Quite a while ago now I posted a blog about how to interact with a database to save the star ratings from my Star Rating Script built with YUI. I recommend you do not follow the guidelines in that post any more because it uses an old method of database interaction with PHPs built-in
mysql_* functions, which are really not secure any more and deprecated in the newest version of PHP.
What you should be using for database interactions from PHP these days is what is known as PDO, which stands for PHP Data Objects. From the PHP website:
The PHP Data Objects (database-specific PDO driver to access a database server.
PDO provides a data-access abstraction layer, which means that, regardless of which database you're using, you use the same functions to issue queries and fetch data. PDO does not provide a database abstraction; it doesn't rewrite SQL or emulate missing features. You should use a full-blown abstraction layer if you need that facility.

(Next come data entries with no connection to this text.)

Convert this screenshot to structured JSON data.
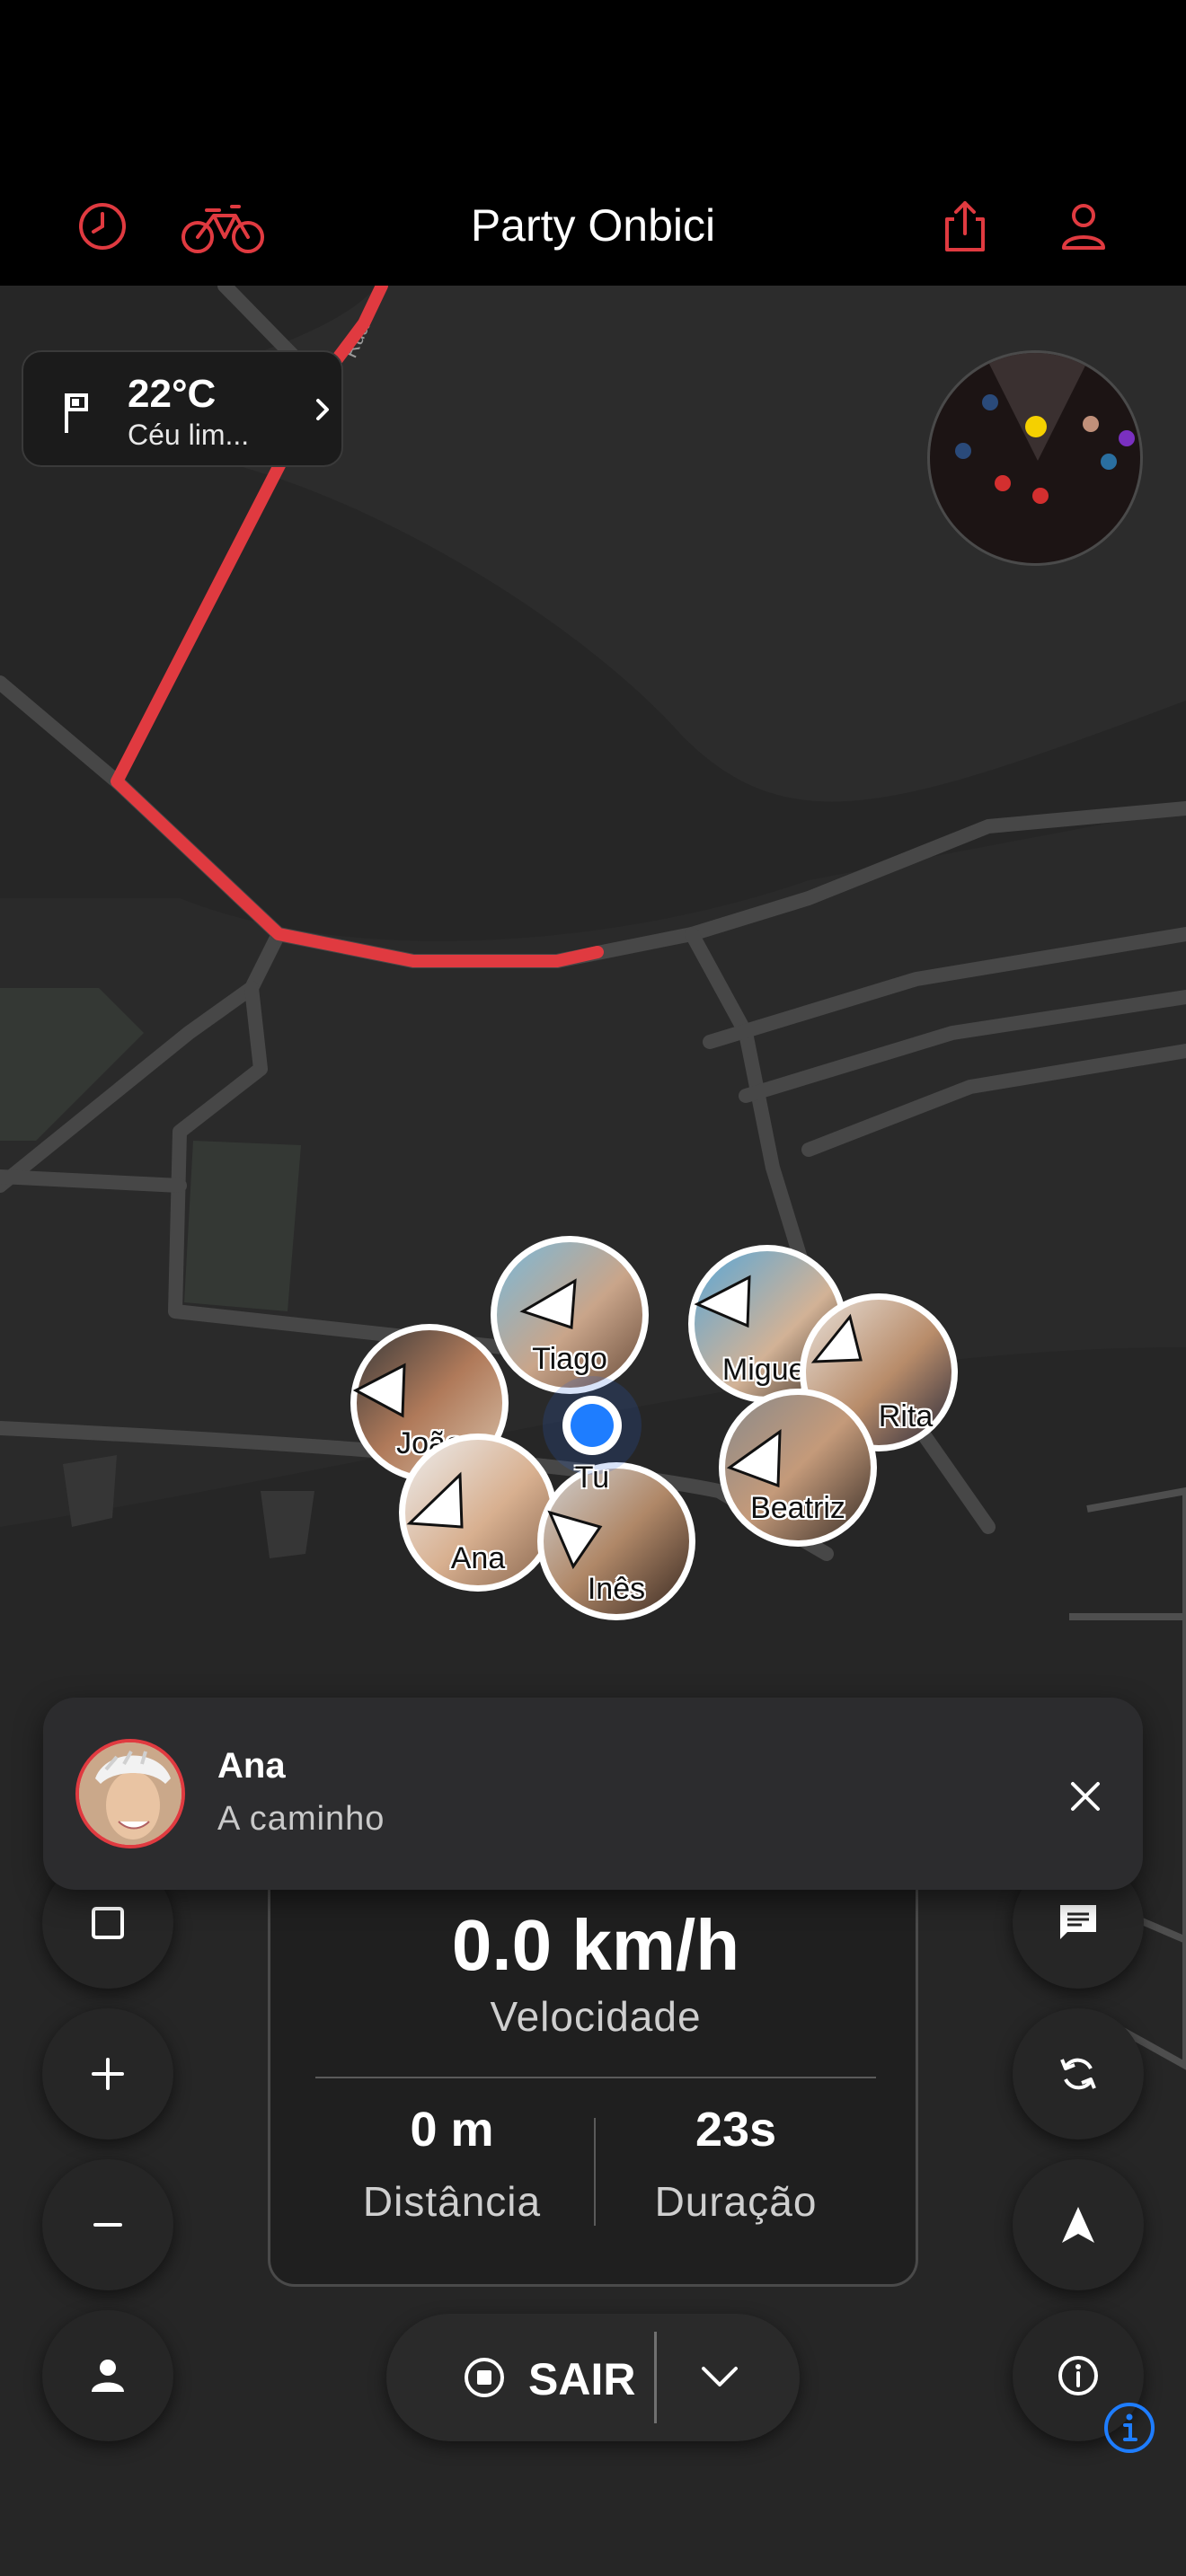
{
  "header": {
    "title": "Party Onbici",
    "colors": {
      "accent": "#e03a40",
      "background": "#000000"
    },
    "icons": [
      "history-icon",
      "bicycle-icon",
      "share-icon",
      "profile-icon"
    ]
  },
  "map": {
    "street_label": "Rua",
    "colors": {
      "route": "#e03a40",
      "road": "#4a4a4a",
      "land": "#262626"
    }
  },
  "weather": {
    "temperature": "22°C",
    "condition": "Céu lim..."
  },
  "markers": [
    {
      "name": "Tiago"
    },
    {
      "name": "Miguel"
    },
    {
      "name": "Rita"
    },
    {
      "name": "João"
    },
    {
      "name": "Beatriz"
    },
    {
      "name": "Ana"
    },
    {
      "name": "Inês"
    }
  ],
  "me_label": "Tu",
  "notification": {
    "name": "Ana",
    "status": "A caminho"
  },
  "stats": {
    "speed": "0.0 km/h",
    "speed_label": "Velocidade",
    "distance": "0 m",
    "distance_label": "Distância",
    "duration": "23s",
    "duration_label": "Duração"
  },
  "exit": {
    "label": "SAIR"
  },
  "left_controls": [
    "stop-square-icon",
    "zoom-in-icon",
    "zoom-out-icon",
    "person-icon"
  ],
  "right_controls": [
    "chat-icon",
    "sync-icon",
    "navigation-arrow-icon",
    "info-icon"
  ]
}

I should probably be a little more specific. I love writing the CSS that produces a responsive website. I've been reading up on responsive design since it's inception and then popularity. And why wouldn't it be popular? A massive percentage of browsing these days is done on the ever faster and better mobiles. Responsive design takes the middle-ground between a website built for the desktop, and an app built for the phone. It covers both with beauty and simplicity!

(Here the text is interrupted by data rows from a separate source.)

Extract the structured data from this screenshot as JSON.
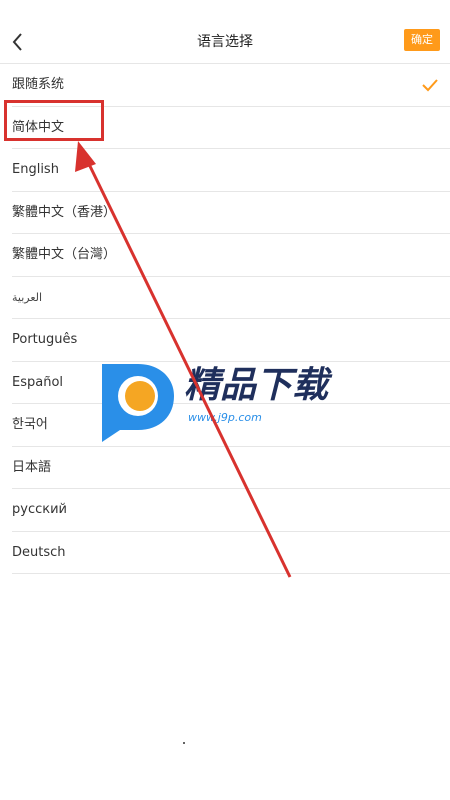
{
  "header": {
    "title": "语言选择",
    "confirm_label": "确定"
  },
  "languages": [
    {
      "label": "跟随系统",
      "selected": true
    },
    {
      "label": "简体中文",
      "selected": false
    },
    {
      "label": "English",
      "selected": false
    },
    {
      "label": "繁體中文（香港）",
      "selected": false
    },
    {
      "label": "繁體中文（台灣）",
      "selected": false
    },
    {
      "label": "العربية",
      "selected": false
    },
    {
      "label": "Português",
      "selected": false
    },
    {
      "label": "Español",
      "selected": false
    },
    {
      "label": "한국어",
      "selected": false
    },
    {
      "label": "日本語",
      "selected": false
    },
    {
      "label": "русский",
      "selected": false
    },
    {
      "label": "Deutsch",
      "selected": false
    }
  ],
  "watermark": {
    "title": "精品下载",
    "url": "www.j9p.com"
  },
  "colors": {
    "accent": "#ff9a1a",
    "annotation": "#d8322e"
  }
}
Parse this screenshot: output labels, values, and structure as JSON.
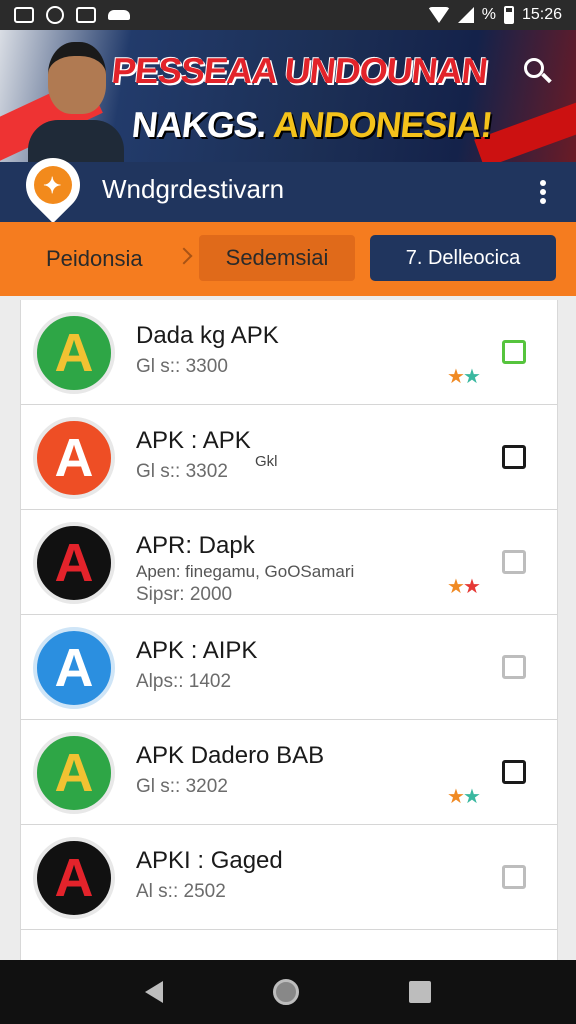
{
  "status_bar": {
    "time": "15:26",
    "signal_label": "%"
  },
  "banner": {
    "headline_line1": "PESSEAA UNDOUNAN",
    "headline_line2_white": "NAKGS.",
    "headline_line2_yellow": "ANDONESIA!"
  },
  "app_bar": {
    "title": "Wndgrdestivarn"
  },
  "nav": {
    "crumb_first": "Peidonsia",
    "crumb_current": "Sedemsiai",
    "action_button": "7. Delleocica"
  },
  "apps": [
    {
      "title": "Dada kg APK",
      "subtitle": "Gl s:: 3300",
      "icon_letter": "A",
      "icon_style": "green",
      "check": "green",
      "stars": [
        "orange",
        "teal"
      ]
    },
    {
      "title": "APK : APK",
      "subtitle": "Gl s:: 3302",
      "tag": "Gkl",
      "icon_letter": "A",
      "icon_style": "orange",
      "check": "dark",
      "stars": []
    },
    {
      "title": "APR: Dapk",
      "subtitle": "Sipsr: 2000",
      "extra": "Apen: finegamu, GoOSamari",
      "icon_letter": "A",
      "icon_style": "black",
      "check": "light",
      "stars": [
        "orange",
        "red"
      ]
    },
    {
      "title": "APK : AIPK",
      "subtitle": "Alps:: 1402",
      "icon_letter": "A",
      "icon_style": "blue",
      "check": "light",
      "stars": []
    },
    {
      "title": "APK Dadero BAB",
      "subtitle": "Gl s:: 3202",
      "icon_letter": "A",
      "icon_style": "green",
      "check": "dark",
      "stars": [
        "orange",
        "teal"
      ]
    },
    {
      "title": "APKI : Gaged",
      "subtitle": "Al s:: 2502",
      "icon_letter": "A",
      "icon_style": "black",
      "check": "light",
      "stars": []
    }
  ],
  "colors": {
    "accent_orange": "#f57c1f",
    "navy": "#20355e",
    "star_orange": "#f08a24",
    "star_teal": "#3ab8a0",
    "star_red": "#e53935"
  }
}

Of course, when I say simplicity I mean it's simple when you know how. But the fundamentals to create a responsive website are pretty basic thanks to CSS media queries, and the plethora of responsive toolkits you can find on the web today (Bootstrap, Foundation, Skeleton to name but a few). In fact, if you want to go ahead and don't want to do it yourself, dropping any of these into your site (with a few tweaks) will see you all responsive in no time!

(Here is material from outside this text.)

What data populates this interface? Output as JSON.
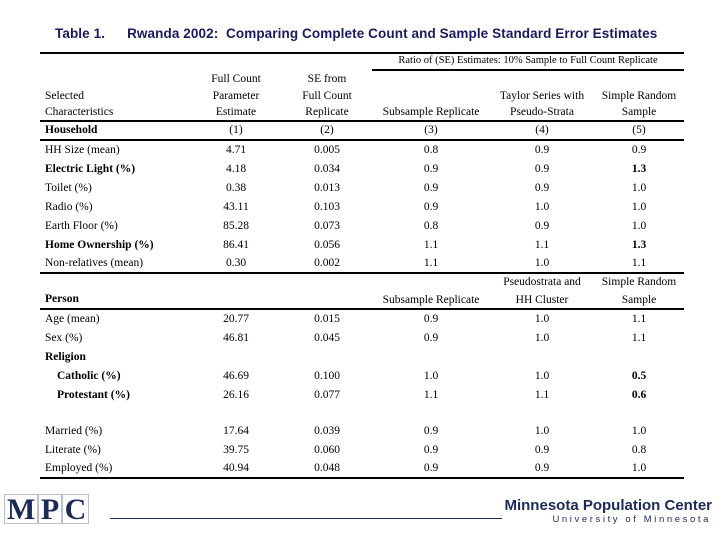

There are a few examples on the web about using the Twitter API, but I've noticed that more and more often they refer to using exec() commands in PHP which a lot of web hosts deny to their users automatically. This makes using the API a little tricky as the only other good method for using the service is with cURL.
cURL is a PHP library written by Daniel Stenberg, that allows you to connect and communicate to many different types of servers with many different types of protocols. This means you can use it from your web server to request documents from another web server and do all sorts of things with the response.
The Twitter API supports cURL requests and the easiest way to use these requests will be shown just below. It is also worth checking the Twitter API Documentation, which contains all of the functions they support as well as plenty of information on the sorts of things you can pass to the feed, and the response you will receive.